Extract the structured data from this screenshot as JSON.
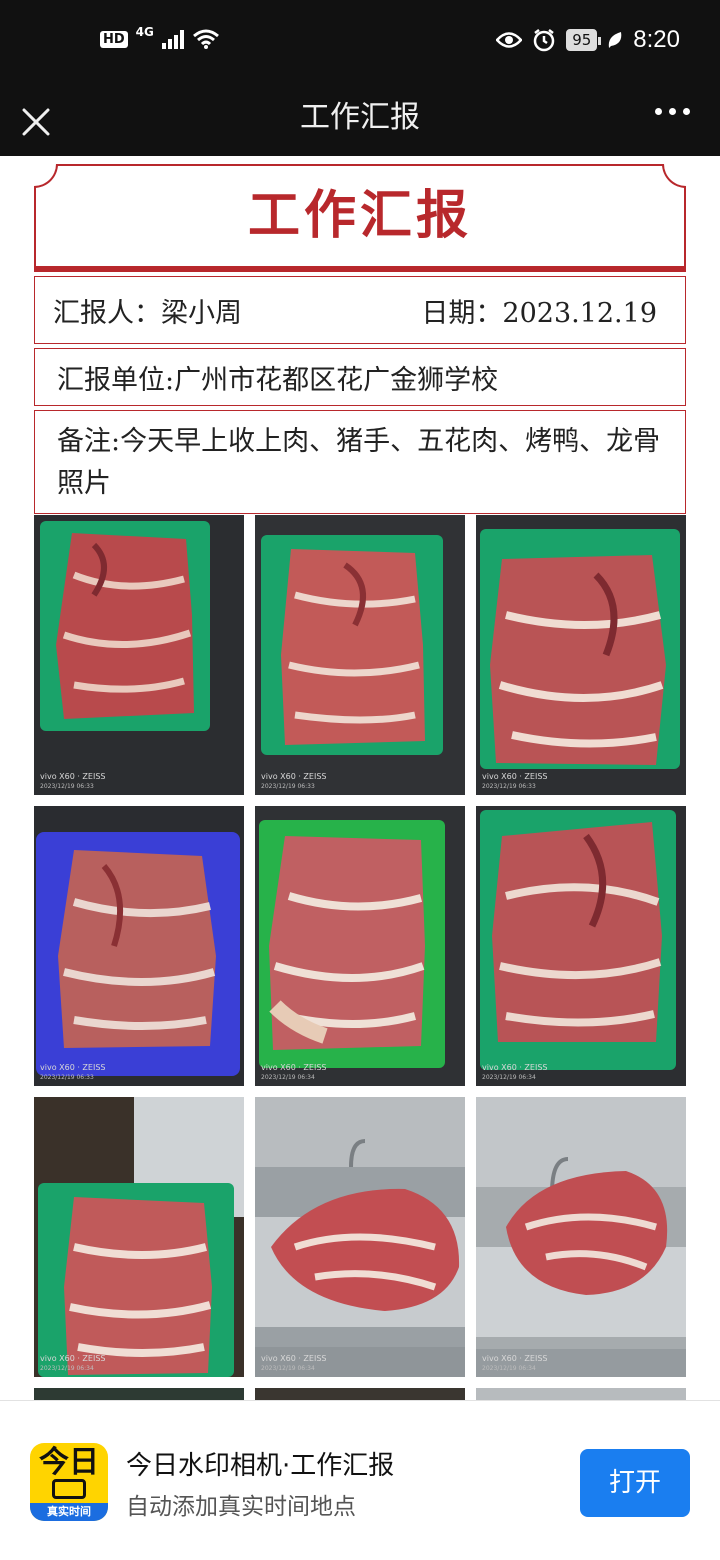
{
  "status_bar": {
    "hd": "HD",
    "network": "4G",
    "battery": "95",
    "time": "8:20",
    "icons": [
      "signal-icon",
      "wifi-icon",
      "eye-icon",
      "alarm-icon",
      "battery-icon",
      "leaf-icon"
    ]
  },
  "nav": {
    "title": "工作汇报",
    "close_icon": "close-icon",
    "more_icon": "more-icon"
  },
  "report": {
    "title": "工作汇报",
    "reporter": "汇报人：梁小周",
    "date": "日期：2023.12.19",
    "unit": "汇报单位:广州市花都区花广金狮学校",
    "note": "备注:今天早上收上肉、猪手、五花肉、烤鸭、龙骨照片",
    "accent_color": "#b8282c"
  },
  "photos": [
    {
      "name": "photo-pork-1",
      "basket": "#1aa36a",
      "wm": "vivo X60 · ZEISS",
      "ts": "2023/12/19 06:33"
    },
    {
      "name": "photo-pork-2",
      "basket": "#1aa36a",
      "wm": "vivo X60 · ZEISS",
      "ts": "2023/12/19 06:33"
    },
    {
      "name": "photo-pork-3",
      "basket": "#1aa36a",
      "wm": "vivo X60 · ZEISS",
      "ts": "2023/12/19 06:33"
    },
    {
      "name": "photo-pork-4",
      "basket": "#3a3fd6",
      "wm": "vivo X60 · ZEISS",
      "ts": "2023/12/19 06:33"
    },
    {
      "name": "photo-pork-5",
      "basket": "#27b24a",
      "wm": "vivo X60 · ZEISS",
      "ts": "2023/12/19 06:34"
    },
    {
      "name": "photo-pork-6",
      "basket": "#1aa36a",
      "wm": "vivo X60 · ZEISS",
      "ts": "2023/12/19 06:34"
    },
    {
      "name": "photo-pork-7",
      "basket": "#1aa36a",
      "wm": "vivo X60 · ZEISS",
      "ts": "2023/12/19 06:34"
    },
    {
      "name": "photo-pork-sink-1",
      "basket": "",
      "wm": "vivo X60 · ZEISS",
      "ts": "2023/12/19 06:34"
    },
    {
      "name": "photo-pork-sink-2",
      "basket": "",
      "wm": "vivo X60 · ZEISS",
      "ts": "2023/12/19 06:34"
    }
  ],
  "banner": {
    "icon_big": "今日",
    "icon_strip": "真实时间",
    "title": "今日水印相机·工作汇报",
    "subtitle": "自动添加真实时间地点",
    "button": "打开",
    "button_color": "#1a7ef0"
  }
}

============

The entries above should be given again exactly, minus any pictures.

Extract the structured data from this screenshot as JSON.
{
  "status_bar": {
    "hd": "HD",
    "network": "4G",
    "battery": "95",
    "time": "8:20",
    "icons": [
      "signal-icon",
      "wifi-icon",
      "eye-icon",
      "alarm-icon",
      "battery-icon",
      "leaf-icon"
    ]
  },
  "nav": {
    "title": "工作汇报",
    "close_icon": "close-icon",
    "more_icon": "more-icon"
  },
  "report": {
    "title": "工作汇报",
    "reporter": "汇报人：梁小周",
    "date": "日期：2023.12.19",
    "unit": "汇报单位:广州市花都区花广金狮学校",
    "note": "备注:今天早上收上肉、猪手、五花肉、烤鸭、龙骨照片",
    "accent_color": "#b8282c"
  },
  "photos": [
    {
      "name": "photo-pork-1",
      "basket": "#1aa36a",
      "wm": "vivo X60 · ZEISS",
      "ts": "2023/12/19 06:33"
    },
    {
      "name": "photo-pork-2",
      "basket": "#1aa36a",
      "wm": "vivo X60 · ZEISS",
      "ts": "2023/12/19 06:33"
    },
    {
      "name": "photo-pork-3",
      "basket": "#1aa36a",
      "wm": "vivo X60 · ZEISS",
      "ts": "2023/12/19 06:33"
    },
    {
      "name": "photo-pork-4",
      "basket": "#3a3fd6",
      "wm": "vivo X60 · ZEISS",
      "ts": "2023/12/19 06:33"
    },
    {
      "name": "photo-pork-5",
      "basket": "#27b24a",
      "wm": "vivo X60 · ZEISS",
      "ts": "2023/12/19 06:34"
    },
    {
      "name": "photo-pork-6",
      "basket": "#1aa36a",
      "wm": "vivo X60 · ZEISS",
      "ts": "2023/12/19 06:34"
    },
    {
      "name": "photo-pork-7",
      "basket": "#1aa36a",
      "wm": "vivo X60 · ZEISS",
      "ts": "2023/12/19 06:34"
    },
    {
      "name": "photo-pork-sink-1",
      "basket": "",
      "wm": "vivo X60 · ZEISS",
      "ts": "2023/12/19 06:34"
    },
    {
      "name": "photo-pork-sink-2",
      "basket": "",
      "wm": "vivo X60 · ZEISS",
      "ts": "2023/12/19 06:34"
    }
  ],
  "banner": {
    "icon_big": "今日",
    "icon_strip": "真实时间",
    "title": "今日水印相机·工作汇报",
    "subtitle": "自动添加真实时间地点",
    "button": "打开",
    "button_color": "#1a7ef0"
  }
}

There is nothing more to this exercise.